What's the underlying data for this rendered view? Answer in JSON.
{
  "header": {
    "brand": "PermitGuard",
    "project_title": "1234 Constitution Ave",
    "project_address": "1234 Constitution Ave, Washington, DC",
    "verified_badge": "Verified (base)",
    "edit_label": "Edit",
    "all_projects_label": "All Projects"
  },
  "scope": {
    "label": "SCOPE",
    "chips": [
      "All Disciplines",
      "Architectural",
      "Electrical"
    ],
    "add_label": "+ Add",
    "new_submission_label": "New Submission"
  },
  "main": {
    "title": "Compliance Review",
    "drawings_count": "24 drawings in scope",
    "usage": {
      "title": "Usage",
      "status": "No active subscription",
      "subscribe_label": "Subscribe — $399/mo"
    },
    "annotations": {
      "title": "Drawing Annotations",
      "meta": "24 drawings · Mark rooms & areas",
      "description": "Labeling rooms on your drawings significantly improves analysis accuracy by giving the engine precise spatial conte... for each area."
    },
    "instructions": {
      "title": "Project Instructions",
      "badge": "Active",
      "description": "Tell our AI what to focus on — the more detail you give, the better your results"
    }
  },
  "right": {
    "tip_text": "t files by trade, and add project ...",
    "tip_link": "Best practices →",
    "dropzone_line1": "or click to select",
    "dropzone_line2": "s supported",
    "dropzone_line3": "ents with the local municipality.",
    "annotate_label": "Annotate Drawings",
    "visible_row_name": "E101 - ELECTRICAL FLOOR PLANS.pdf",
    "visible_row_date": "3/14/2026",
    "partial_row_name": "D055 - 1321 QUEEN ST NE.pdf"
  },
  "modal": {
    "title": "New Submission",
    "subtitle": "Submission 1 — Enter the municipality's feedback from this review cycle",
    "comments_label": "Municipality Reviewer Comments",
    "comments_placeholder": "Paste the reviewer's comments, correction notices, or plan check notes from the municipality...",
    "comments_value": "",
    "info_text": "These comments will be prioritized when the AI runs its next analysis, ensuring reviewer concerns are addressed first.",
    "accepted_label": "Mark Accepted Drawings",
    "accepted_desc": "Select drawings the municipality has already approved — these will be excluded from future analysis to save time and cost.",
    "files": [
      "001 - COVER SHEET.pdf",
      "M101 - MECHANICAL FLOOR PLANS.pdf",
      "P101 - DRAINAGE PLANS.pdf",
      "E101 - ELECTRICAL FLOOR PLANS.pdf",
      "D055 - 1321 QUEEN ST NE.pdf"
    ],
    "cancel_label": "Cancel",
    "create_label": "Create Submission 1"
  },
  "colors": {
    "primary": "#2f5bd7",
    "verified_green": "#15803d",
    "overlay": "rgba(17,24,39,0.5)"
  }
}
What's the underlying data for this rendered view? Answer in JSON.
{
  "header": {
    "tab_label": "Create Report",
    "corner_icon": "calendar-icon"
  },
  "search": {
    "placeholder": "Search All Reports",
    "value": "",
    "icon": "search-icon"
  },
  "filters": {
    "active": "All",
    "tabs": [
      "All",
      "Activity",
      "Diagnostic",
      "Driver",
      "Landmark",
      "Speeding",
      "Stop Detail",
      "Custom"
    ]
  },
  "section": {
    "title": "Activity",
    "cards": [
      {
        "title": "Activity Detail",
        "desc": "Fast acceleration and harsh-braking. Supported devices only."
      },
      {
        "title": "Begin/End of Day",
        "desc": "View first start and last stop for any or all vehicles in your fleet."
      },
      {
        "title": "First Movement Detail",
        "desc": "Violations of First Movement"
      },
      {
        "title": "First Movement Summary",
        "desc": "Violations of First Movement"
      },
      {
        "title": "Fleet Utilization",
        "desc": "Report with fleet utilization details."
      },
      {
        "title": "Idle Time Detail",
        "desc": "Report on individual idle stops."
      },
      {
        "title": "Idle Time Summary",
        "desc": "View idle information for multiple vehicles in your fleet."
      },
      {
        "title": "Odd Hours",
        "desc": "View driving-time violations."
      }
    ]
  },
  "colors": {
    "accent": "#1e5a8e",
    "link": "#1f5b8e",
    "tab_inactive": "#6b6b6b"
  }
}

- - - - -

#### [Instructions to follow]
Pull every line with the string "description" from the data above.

#### [Solution to the problem]
      "description": "Labeling rooms on your drawings significantly improves analysis accuracy by giving the engine precise spatial conte... for each area."
      "description": "Tell our AI what to focus on — the more detail you give, the better your results"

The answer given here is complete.